It’s all about the narrative. This week, two games, both widely divergent in theme and scope, caught my fancy because of their stories. Neither will likely sell like L.A. Noire here in the U.S., one because it’s too small, and the other, because its nightmarish tale is weird and long-winded. Yet both are fascinating examples of how plot can inform the design of video games.
Catherine (Atlus Games) is a nightmare of a game. It’s rife with long, angst-filled scenes from main character and semi-slacker Vincent Brooks. He spouts words of drunken introspection and contemplation that give way to excellent timed puzzles. These eventually become so difficult, you feel like Sisyphus. You frantically try to climb a high tower to get to freedom from your horrible dreams. You often fail, only to begin again. What causes these dreams of terror is unveiled in the story, but it’s about the guilt that comes when you cheat on your significant other. Less so, it’s about giving up the single life after being pressured into marriage.
Catherine’s story of yearning and worry has been said by critics to be so wonderfully based in real-life situations (which unfold prior to the nightmares) that it’s a must-buy for gamers. But the dialog and drama are uneven. And sometimes they’re banal and predictable. The nightmares are strange, not scary: you converse with the paranoid sheep of your dreams, for instance.
If the game makers had actually been able to pull off constant feelings of terror in addition the tension and oddness that marks real-life dreams, Catherine would have been one of the year’s best games.
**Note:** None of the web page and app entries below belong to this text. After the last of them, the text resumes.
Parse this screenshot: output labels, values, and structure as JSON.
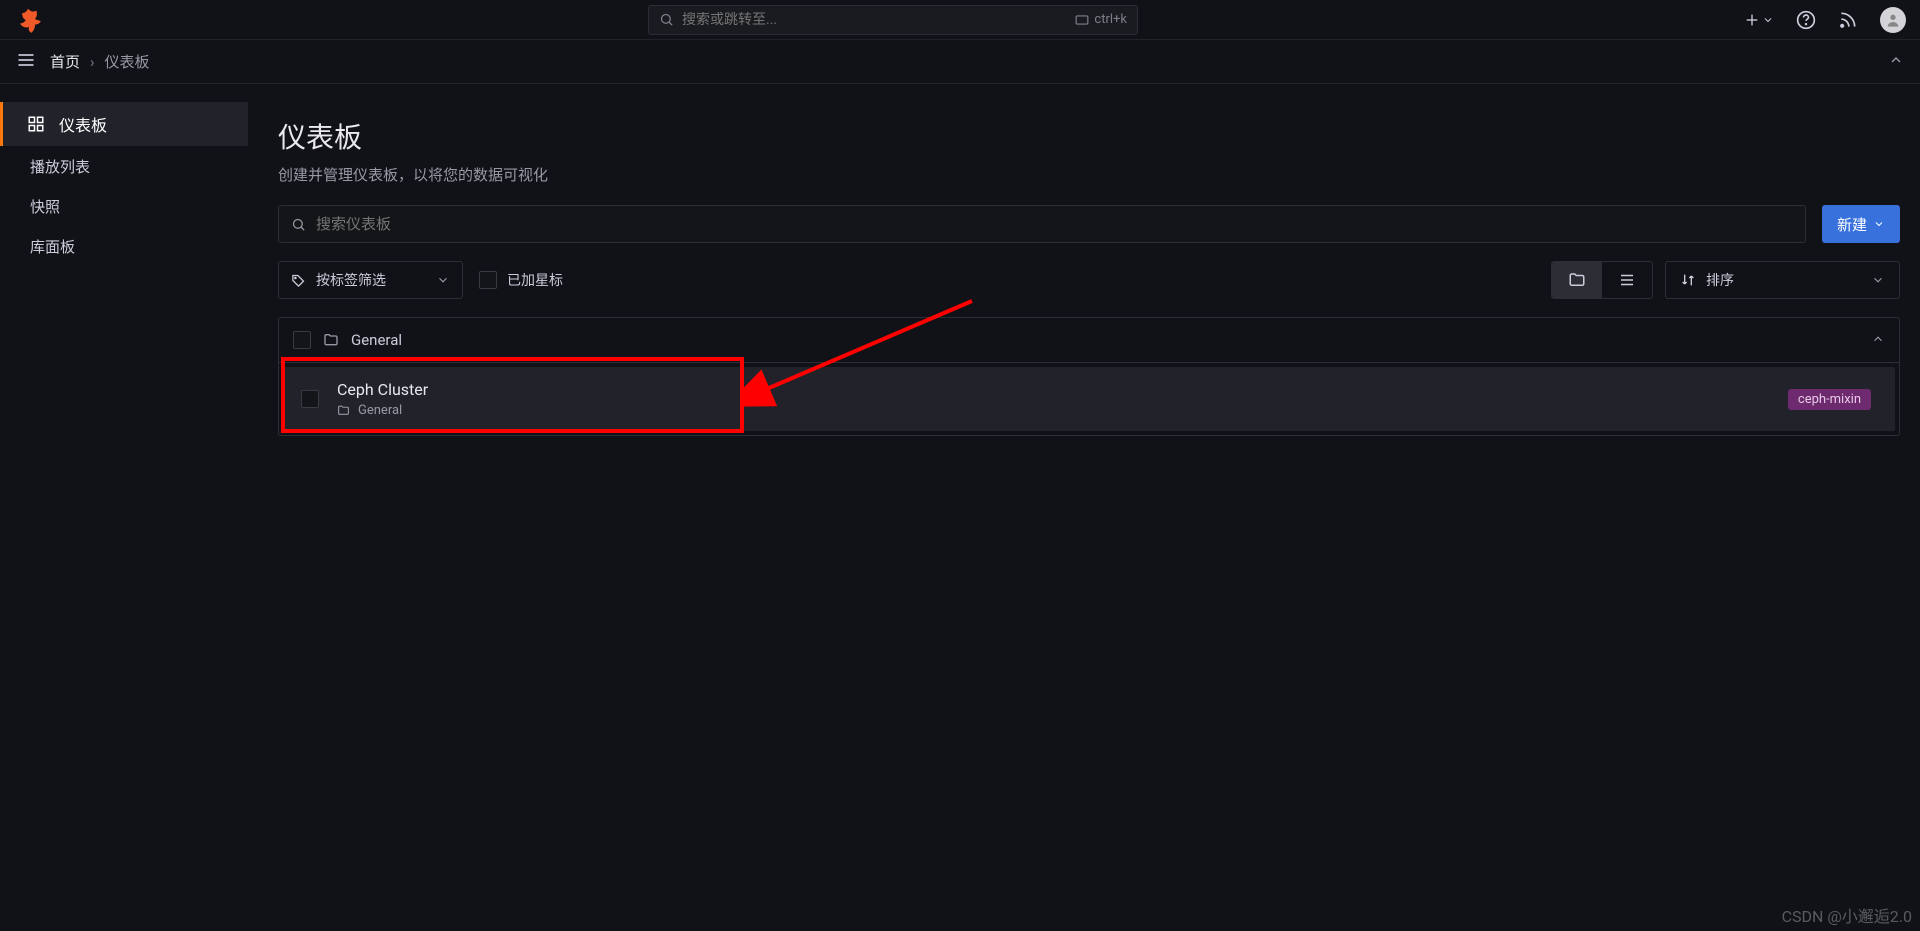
{
  "topbar": {
    "search_placeholder": "搜索或跳转至...",
    "kbd_hint": "ctrl+k"
  },
  "breadcrumb": {
    "home": "首页",
    "current": "仪表板"
  },
  "sidebar": {
    "items": [
      {
        "label": "仪表板"
      },
      {
        "label": "播放列表"
      },
      {
        "label": "快照"
      },
      {
        "label": "库面板"
      }
    ]
  },
  "page": {
    "title": "仪表板",
    "subtitle": "创建并管理仪表板，以将您的数据可视化",
    "search_placeholder": "搜索仪表板",
    "new_button": "新建",
    "tag_filter": "按标签筛选",
    "starred_label": "已加星标",
    "sort_label": "排序"
  },
  "folder": {
    "name": "General"
  },
  "dashboard_item": {
    "title": "Ceph Cluster",
    "folder": "General",
    "tag": "ceph-mixin"
  },
  "watermark": "CSDN @小邂逅2.0"
}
It’s still very much worth its hours of play, if only to see how the Japanese tell the story of relationships gone ironically awry circa 2011.
Bastion (Warner Bros. Interactive Entertainment), on the other hand, offers the kind of people who like Mario games a tightly-written story full of oomph, humor and comic-book-like pizzazz. Bastion feels both like a platformer and a role playing, and game journalists have piled on so much love in the few days of its release that it’s become a critics’ darling. While the hype is somewhat overblown, Bastion is a fine game with a lot of variety in terms of weapons and power ups to use on your journey.
As The Kid, a silent, but ardent and heroic character, you must rid the country of strange beasts that appear after a disaster dubbed only as The Calamity. Yet the primary feature that makes Bastion a cut above the rest is the tight, witty writing. It’s voiced by Logan Cunningham, who has a god-like, strong and booming voice, somewhat like James Earl Jones. Whoever penned this game should be writing dialog in Hollywood. It’s that good. The music is never jarring or weird. In fact, it’s a component that energizes your resolve and helps to drive you forward.
Bastion isn’t a perfect game. Its game design, while varied, doesn’t break much new ground, for instance. Yet there’s that writing. Man, it’s tight, inspired and seemingly live — in that the narrator actually reacts to the moves and decisions you make. He’s your guide, the person you look up to. As the narrator says, “You ain’t in this alone. That’s a promise.”